Write out each line of the records that has "heading" in it.

◆ Data excerpts
#####

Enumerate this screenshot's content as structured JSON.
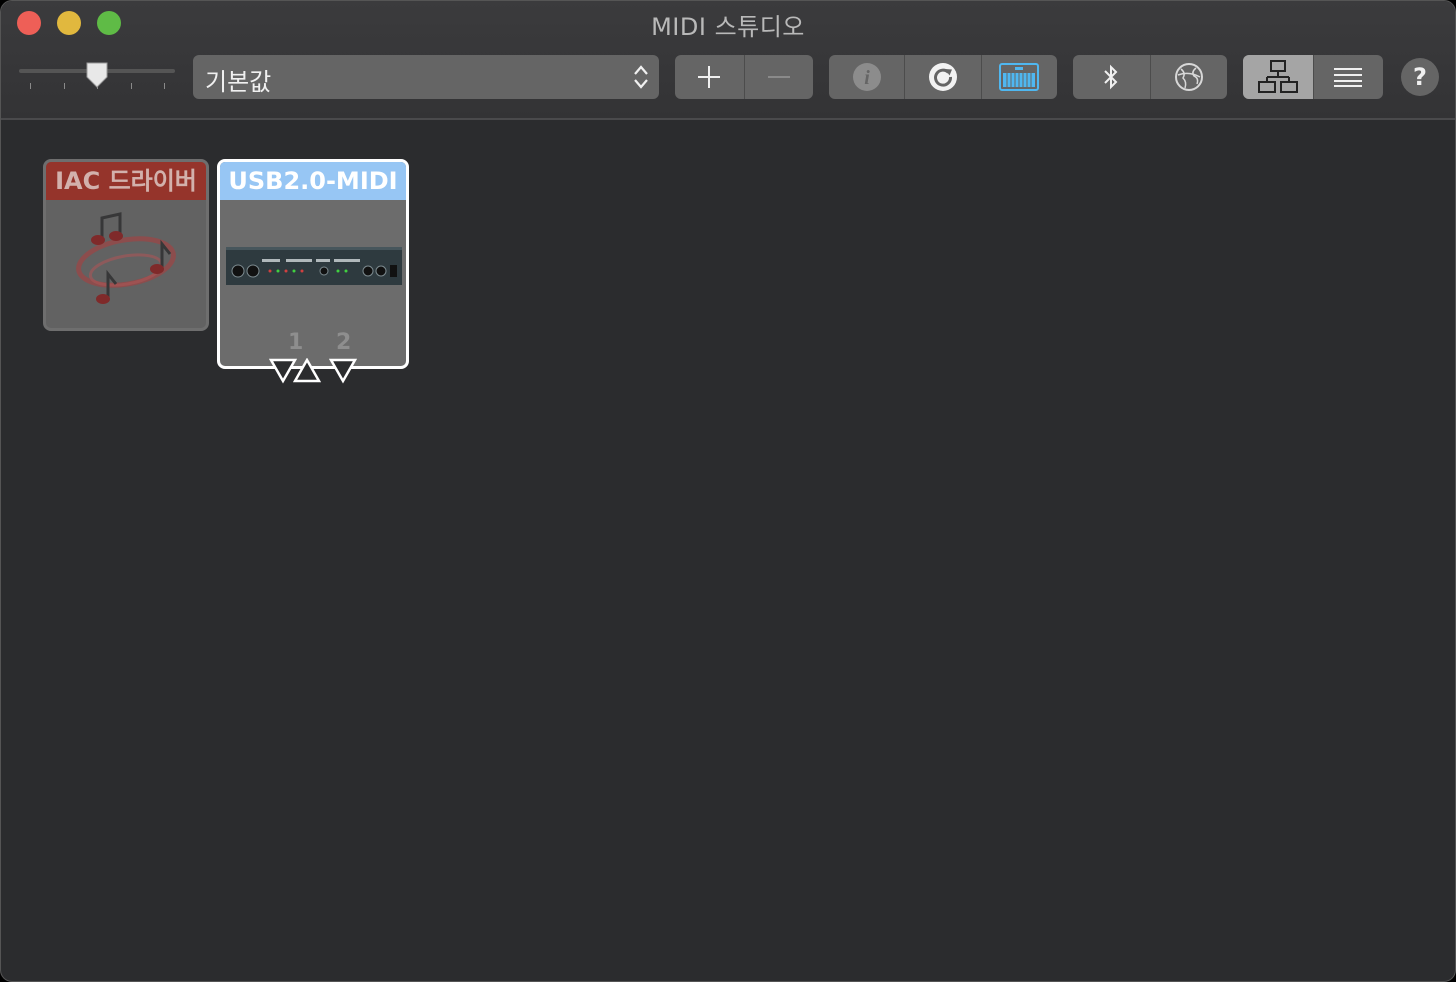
{
  "window": {
    "title": "MIDI 스튜디오"
  },
  "toolbar": {
    "configuration": "기본값",
    "help_label": "?"
  },
  "devices": [
    {
      "name": "IAC 드라이버",
      "color": "#a8362b"
    },
    {
      "name": "USB2.0-MIDI",
      "color": "#97c6f4",
      "ports": [
        "1",
        "2"
      ]
    }
  ],
  "colors": {
    "accent_keyboard": "#4fb7f0"
  }
}
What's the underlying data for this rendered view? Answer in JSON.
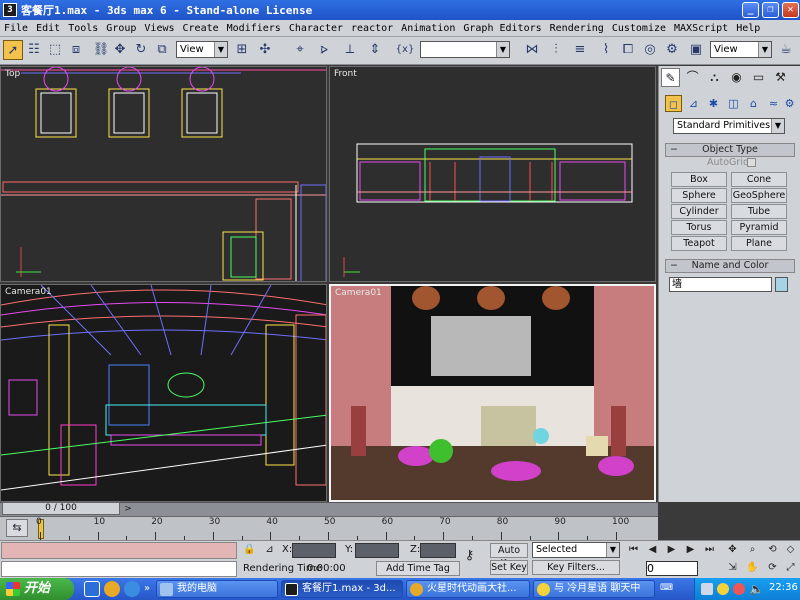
{
  "window": {
    "title": "客餐厅1.max - 3ds max 6 - Stand-alone License",
    "app_icon": "3ds-max-icon",
    "min_label": "_",
    "max_label": "❐",
    "close_label": "✕"
  },
  "menu": [
    "File",
    "Edit",
    "Tools",
    "Group",
    "Views",
    "Create",
    "Modifiers",
    "Character",
    "reactor",
    "Animation",
    "Graph Editors",
    "Rendering",
    "Customize",
    "MAXScript",
    "Help"
  ],
  "toolbar": {
    "view_select_1": "View",
    "view_select_2": "View",
    "named_selection": "",
    "snap_label": "{x}"
  },
  "viewports": {
    "top_label": "Top",
    "front_label": "Front",
    "camera_label": "Camera01",
    "render_label": "Camera01"
  },
  "command_panel": {
    "category": "Standard Primitives",
    "object_type_title": "Object Type",
    "autogrid_label": "AutoGrid",
    "buttons": [
      "Box",
      "Cone",
      "Sphere",
      "GeoSphere",
      "Cylinder",
      "Tube",
      "Torus",
      "Pyramid",
      "Teapot",
      "Plane"
    ],
    "name_color_title": "Name and Color",
    "name_value": "墙",
    "color_swatch": "#a7d3e6"
  },
  "timeline": {
    "frame_readout": "0 / 100",
    "ticks": [
      "0",
      "10",
      "20",
      "30",
      "40",
      "50",
      "60",
      "70",
      "80",
      "90",
      "100"
    ],
    "current_frame": 0,
    "total_frames": 100
  },
  "status": {
    "x_label": "X:",
    "y_label": "Y:",
    "z_label": "Z:",
    "rendering_time_label": "Rendering Time",
    "rendering_time_value": "0:00:00",
    "add_time_tag": "Add Time Tag",
    "auto_key": "Auto Key",
    "set_key": "Set Key",
    "selected": "Selected",
    "key_filters": "Key Filters...",
    "frame_field": "0"
  },
  "taskbar": {
    "start": "开始",
    "items": [
      "我的电脑",
      "客餐厅1.max - 3d...",
      "火星时代动画大社...",
      "与  冷月星语 聊天中"
    ],
    "clock": "22:36"
  }
}
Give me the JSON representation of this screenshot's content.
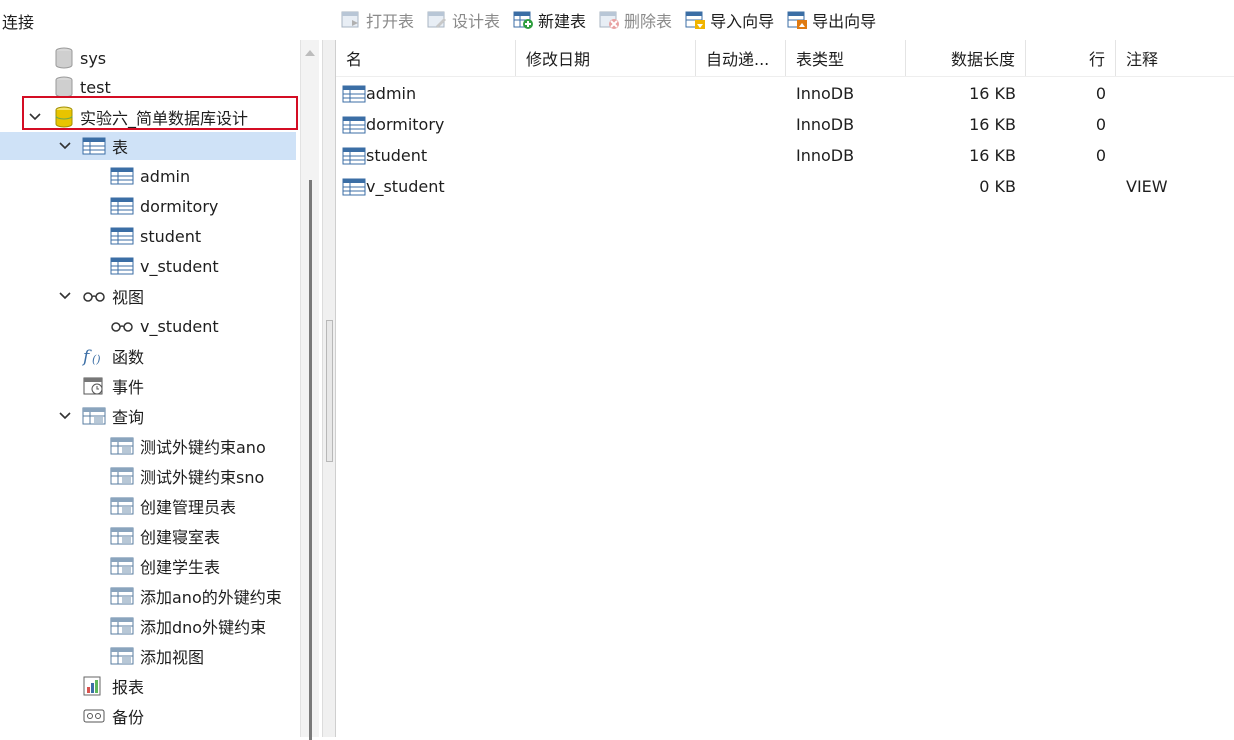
{
  "header": {
    "connection_label": "连接"
  },
  "toolbar": {
    "open_table": "打开表",
    "design_table": "设计表",
    "new_table": "新建表",
    "delete_table": "删除表",
    "import_wizard": "导入向导",
    "export_wizard": "导出向导"
  },
  "tree": {
    "db_sys": "sys",
    "db_test": "test",
    "db_current": "实验六_简单数据库设计",
    "tables_group": "表",
    "tables": [
      "admin",
      "dormitory",
      "student",
      "v_student"
    ],
    "views_group": "视图",
    "views": [
      "v_student"
    ],
    "functions_group": "函数",
    "events_group": "事件",
    "queries_group": "查询",
    "queries": [
      "测试外键约束ano",
      "测试外键约束sno",
      "创建管理员表",
      "创建寝室表",
      "创建学生表",
      "添加ano的外键约束",
      "添加dno外键约束",
      "添加视图"
    ],
    "reports_group": "报表",
    "backup_group": "备份"
  },
  "grid": {
    "columns": {
      "name": "名",
      "modified": "修改日期",
      "auto_inc": "自动递...",
      "type": "表类型",
      "data_length": "数据长度",
      "rows": "行",
      "comment": "注释"
    },
    "rows": [
      {
        "name": "admin",
        "type": "InnoDB",
        "data_length": "16 KB",
        "rows": "0",
        "comment": ""
      },
      {
        "name": "dormitory",
        "type": "InnoDB",
        "data_length": "16 KB",
        "rows": "0",
        "comment": ""
      },
      {
        "name": "student",
        "type": "InnoDB",
        "data_length": "16 KB",
        "rows": "0",
        "comment": ""
      },
      {
        "name": "v_student",
        "type": "",
        "data_length": "0 KB",
        "rows": "",
        "comment": "VIEW"
      }
    ]
  },
  "colors": {
    "selection": "#cfe2f7",
    "highlight_border": "#d40d24",
    "db_icon": "#e8c400"
  }
}
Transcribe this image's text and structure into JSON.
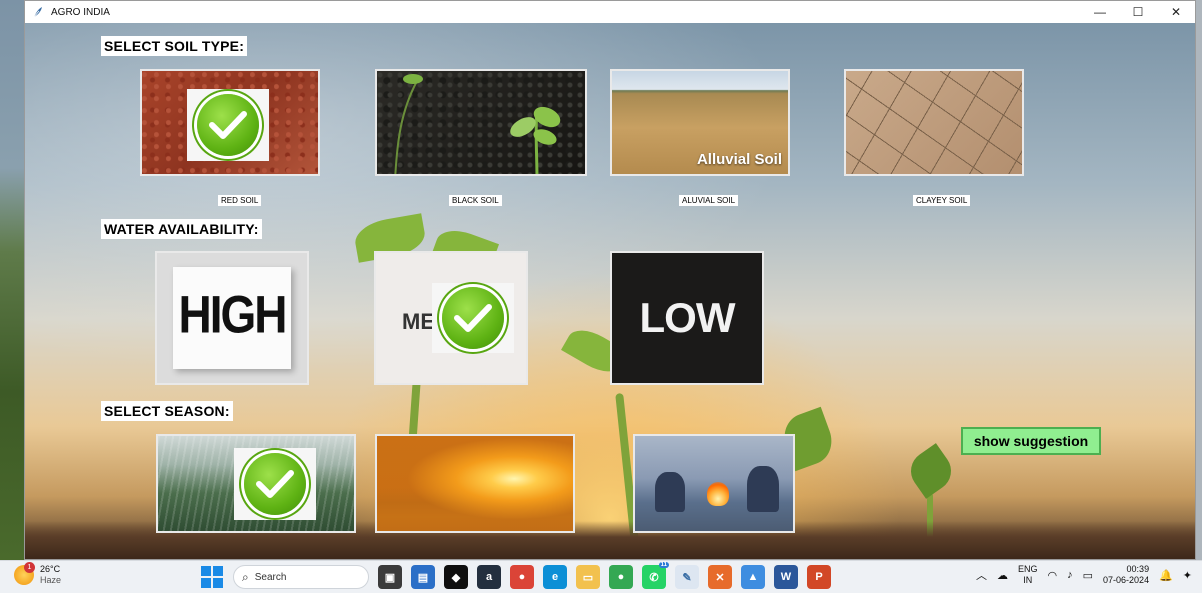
{
  "window": {
    "title": "AGRO INDIA",
    "controls": {
      "minimize": "—",
      "maximize": "☐",
      "close": "✕"
    }
  },
  "sections": {
    "soil": {
      "heading": "SELECT SOIL TYPE:",
      "options": [
        {
          "label": "RED SOIL",
          "selected": true
        },
        {
          "label": "BLACK SOIL",
          "selected": false
        },
        {
          "label": "ALUVIAL SOIL",
          "image_caption": "Alluvial Soil",
          "selected": false
        },
        {
          "label": "CLAYEY SOIL",
          "selected": false
        }
      ]
    },
    "water": {
      "heading": "WATER AVAILABILITY:",
      "options": [
        {
          "image_text": "HIGH",
          "selected": false
        },
        {
          "image_text": "ME",
          "selected": true
        },
        {
          "image_text": "LOW",
          "selected": false
        }
      ]
    },
    "season": {
      "heading": "SELECT SEASON:",
      "options": [
        {
          "name": "monsoon-scene",
          "selected": true
        },
        {
          "name": "summer-scene",
          "selected": false
        },
        {
          "name": "winter-scene",
          "selected": false
        }
      ]
    }
  },
  "actions": {
    "suggest_label": "show suggestion"
  },
  "taskbar": {
    "weather": {
      "temp": "26°C",
      "condition": "Haze",
      "notifications": "1"
    },
    "search_placeholder": "Search",
    "whatsapp_badge": "11",
    "tray": {
      "lang_top": "ENG",
      "lang_bottom": "IN",
      "time": "00:39",
      "date": "07-06-2024"
    }
  },
  "colors": {
    "accent_button": "#90ee90",
    "check_green": "#5fb314",
    "windows_blue": "#1a8ae6"
  }
}
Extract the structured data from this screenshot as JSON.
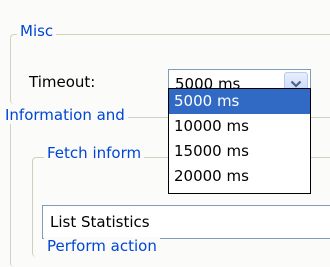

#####

◆ Output
      "heading": "SELECT SOIL TYPE:",
      "heading": "WATER AVAILABILITY:",
      "heading": "SELECT SEASON:",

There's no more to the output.